Extracted entries:
--------------------
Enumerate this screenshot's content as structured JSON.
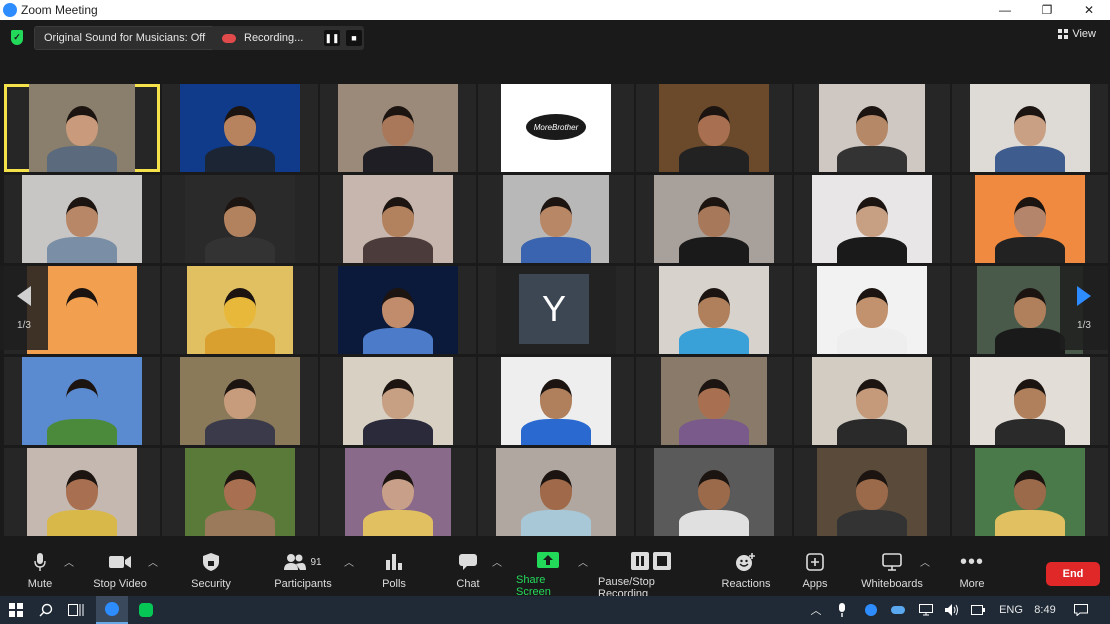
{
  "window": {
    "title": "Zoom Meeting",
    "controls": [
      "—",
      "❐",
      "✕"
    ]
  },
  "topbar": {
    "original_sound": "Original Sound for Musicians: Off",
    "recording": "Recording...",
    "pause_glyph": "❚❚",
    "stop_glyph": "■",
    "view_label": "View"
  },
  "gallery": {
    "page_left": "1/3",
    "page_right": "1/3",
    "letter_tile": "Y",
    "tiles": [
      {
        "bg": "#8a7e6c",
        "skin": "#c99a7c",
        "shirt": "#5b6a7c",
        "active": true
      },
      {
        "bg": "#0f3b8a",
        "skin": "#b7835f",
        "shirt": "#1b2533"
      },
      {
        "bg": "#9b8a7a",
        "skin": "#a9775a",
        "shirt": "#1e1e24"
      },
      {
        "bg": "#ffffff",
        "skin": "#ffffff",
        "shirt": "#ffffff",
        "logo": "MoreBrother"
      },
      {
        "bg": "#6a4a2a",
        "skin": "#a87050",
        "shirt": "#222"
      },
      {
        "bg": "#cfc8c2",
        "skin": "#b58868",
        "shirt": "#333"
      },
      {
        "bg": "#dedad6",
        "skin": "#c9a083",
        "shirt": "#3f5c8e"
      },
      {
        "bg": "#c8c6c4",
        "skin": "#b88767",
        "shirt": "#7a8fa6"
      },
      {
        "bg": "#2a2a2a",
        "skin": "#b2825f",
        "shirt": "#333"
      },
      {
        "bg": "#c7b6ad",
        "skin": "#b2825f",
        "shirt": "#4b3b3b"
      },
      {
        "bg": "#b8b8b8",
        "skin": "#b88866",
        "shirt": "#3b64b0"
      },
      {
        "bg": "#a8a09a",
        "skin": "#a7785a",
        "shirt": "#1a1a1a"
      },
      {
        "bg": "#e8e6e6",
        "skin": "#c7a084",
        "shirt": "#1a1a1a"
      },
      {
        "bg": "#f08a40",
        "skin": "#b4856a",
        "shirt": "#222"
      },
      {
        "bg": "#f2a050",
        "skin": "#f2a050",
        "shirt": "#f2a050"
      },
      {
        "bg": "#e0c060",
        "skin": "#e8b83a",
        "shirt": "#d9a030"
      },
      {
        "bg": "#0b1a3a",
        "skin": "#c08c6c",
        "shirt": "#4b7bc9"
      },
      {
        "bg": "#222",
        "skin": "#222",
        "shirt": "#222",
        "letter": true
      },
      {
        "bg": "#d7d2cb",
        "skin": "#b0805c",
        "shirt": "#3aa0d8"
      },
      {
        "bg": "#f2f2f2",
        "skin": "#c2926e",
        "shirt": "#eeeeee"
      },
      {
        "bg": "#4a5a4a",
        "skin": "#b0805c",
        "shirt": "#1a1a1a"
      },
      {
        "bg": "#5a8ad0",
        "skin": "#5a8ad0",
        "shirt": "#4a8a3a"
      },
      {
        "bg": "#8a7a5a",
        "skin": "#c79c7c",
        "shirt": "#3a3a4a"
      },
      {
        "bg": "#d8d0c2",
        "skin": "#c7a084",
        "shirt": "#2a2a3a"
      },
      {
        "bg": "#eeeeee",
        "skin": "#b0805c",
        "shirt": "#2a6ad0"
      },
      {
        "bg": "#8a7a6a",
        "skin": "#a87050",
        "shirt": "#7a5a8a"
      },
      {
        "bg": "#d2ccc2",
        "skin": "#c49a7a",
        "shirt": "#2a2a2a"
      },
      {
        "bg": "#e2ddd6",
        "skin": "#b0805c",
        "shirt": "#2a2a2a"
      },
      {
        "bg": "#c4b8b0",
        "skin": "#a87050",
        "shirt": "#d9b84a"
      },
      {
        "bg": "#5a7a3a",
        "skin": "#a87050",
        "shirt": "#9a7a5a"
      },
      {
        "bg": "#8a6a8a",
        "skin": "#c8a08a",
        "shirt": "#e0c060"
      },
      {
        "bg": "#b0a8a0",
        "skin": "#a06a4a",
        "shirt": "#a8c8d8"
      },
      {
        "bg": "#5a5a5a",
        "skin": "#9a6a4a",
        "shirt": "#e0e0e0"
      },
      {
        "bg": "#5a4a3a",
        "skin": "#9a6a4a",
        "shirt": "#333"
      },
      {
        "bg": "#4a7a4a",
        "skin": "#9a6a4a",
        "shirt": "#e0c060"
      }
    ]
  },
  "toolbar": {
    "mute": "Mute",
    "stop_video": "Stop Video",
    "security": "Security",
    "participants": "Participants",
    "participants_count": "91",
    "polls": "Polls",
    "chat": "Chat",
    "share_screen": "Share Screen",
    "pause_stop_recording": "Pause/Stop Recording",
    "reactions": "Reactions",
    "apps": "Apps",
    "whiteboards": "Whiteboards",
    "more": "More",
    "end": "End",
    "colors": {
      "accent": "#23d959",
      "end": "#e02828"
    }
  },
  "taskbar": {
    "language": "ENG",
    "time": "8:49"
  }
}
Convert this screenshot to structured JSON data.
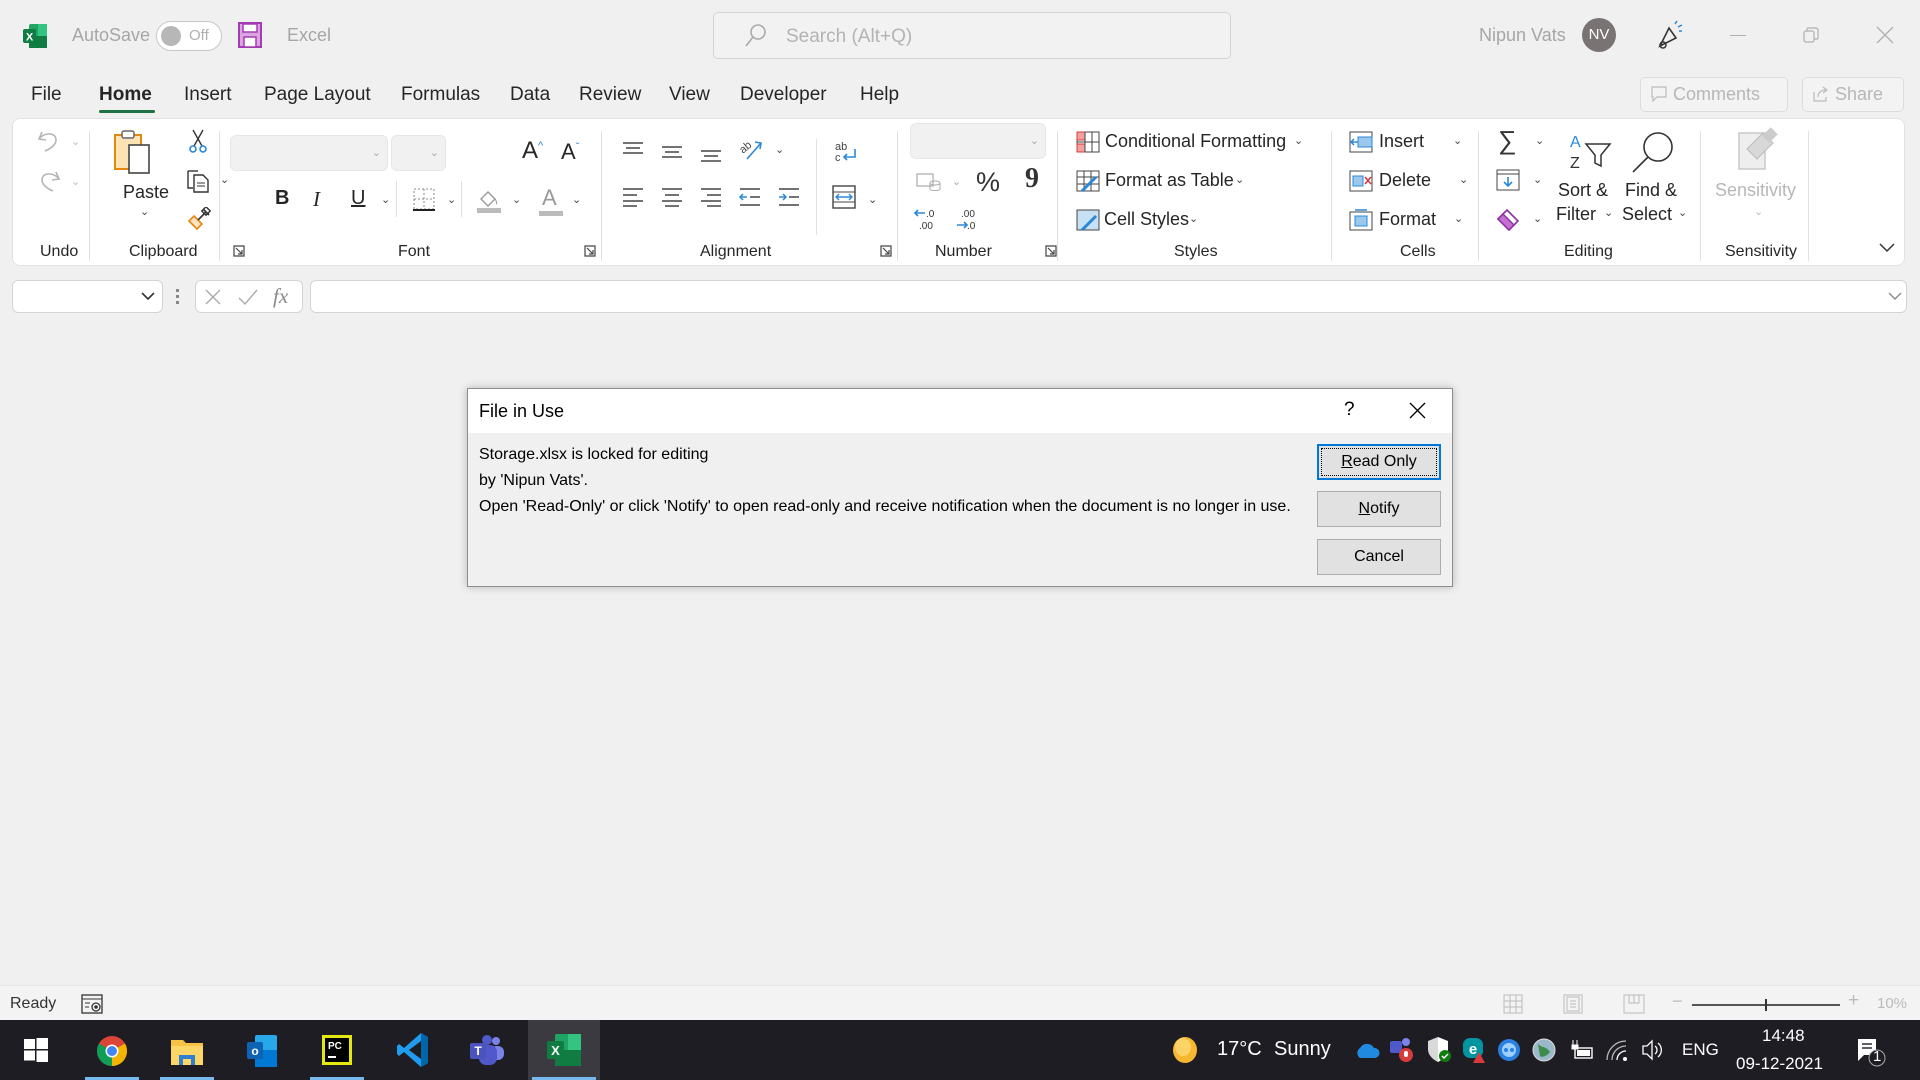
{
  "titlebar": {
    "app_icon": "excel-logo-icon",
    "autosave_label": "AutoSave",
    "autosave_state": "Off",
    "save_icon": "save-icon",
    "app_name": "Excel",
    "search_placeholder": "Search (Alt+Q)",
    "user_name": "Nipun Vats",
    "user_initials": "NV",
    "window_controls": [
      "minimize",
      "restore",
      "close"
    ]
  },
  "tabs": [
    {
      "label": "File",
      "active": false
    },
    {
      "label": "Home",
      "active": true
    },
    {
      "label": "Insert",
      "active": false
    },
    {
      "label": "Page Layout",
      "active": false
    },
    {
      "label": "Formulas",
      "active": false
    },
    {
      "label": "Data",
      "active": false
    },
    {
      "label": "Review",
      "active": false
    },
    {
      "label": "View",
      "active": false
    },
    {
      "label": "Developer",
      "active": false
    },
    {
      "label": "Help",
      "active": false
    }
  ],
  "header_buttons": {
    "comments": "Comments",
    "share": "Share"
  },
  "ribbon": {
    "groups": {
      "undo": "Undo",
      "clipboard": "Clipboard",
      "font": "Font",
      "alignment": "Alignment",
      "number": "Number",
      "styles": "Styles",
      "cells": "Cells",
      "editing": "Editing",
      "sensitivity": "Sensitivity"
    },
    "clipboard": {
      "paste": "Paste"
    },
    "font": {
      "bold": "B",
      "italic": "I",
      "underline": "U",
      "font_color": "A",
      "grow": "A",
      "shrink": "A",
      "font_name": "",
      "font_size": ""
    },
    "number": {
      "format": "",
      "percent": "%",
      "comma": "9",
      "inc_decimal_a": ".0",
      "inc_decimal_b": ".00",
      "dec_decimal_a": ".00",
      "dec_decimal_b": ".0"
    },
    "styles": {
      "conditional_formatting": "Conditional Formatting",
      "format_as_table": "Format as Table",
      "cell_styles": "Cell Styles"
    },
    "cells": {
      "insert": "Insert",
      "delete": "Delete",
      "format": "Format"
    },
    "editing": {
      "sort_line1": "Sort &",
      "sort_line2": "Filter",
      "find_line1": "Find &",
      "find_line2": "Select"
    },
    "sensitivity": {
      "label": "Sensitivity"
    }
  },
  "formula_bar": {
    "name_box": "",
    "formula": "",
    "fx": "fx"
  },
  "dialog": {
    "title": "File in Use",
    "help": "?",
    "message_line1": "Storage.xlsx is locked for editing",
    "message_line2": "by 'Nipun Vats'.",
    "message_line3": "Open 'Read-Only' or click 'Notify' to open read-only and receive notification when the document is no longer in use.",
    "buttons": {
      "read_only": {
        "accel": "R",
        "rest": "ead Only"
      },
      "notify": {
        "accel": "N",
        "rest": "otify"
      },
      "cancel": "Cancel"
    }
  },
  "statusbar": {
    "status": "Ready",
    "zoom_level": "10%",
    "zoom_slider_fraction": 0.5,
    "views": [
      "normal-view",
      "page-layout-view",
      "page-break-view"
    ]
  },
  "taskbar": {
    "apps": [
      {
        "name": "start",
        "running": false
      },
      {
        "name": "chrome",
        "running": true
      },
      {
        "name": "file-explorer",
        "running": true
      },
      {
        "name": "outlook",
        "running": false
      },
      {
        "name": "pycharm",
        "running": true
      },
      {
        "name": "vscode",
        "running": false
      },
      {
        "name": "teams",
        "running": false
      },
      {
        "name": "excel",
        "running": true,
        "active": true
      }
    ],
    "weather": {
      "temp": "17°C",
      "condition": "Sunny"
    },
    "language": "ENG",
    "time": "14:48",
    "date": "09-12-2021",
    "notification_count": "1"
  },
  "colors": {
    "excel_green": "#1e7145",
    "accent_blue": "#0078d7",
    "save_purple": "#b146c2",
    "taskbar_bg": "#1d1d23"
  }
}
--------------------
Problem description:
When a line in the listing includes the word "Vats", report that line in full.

Answer area:
    "user_name": "Nipun Vats",
    "message_line2": "by 'Nipun Vats'.",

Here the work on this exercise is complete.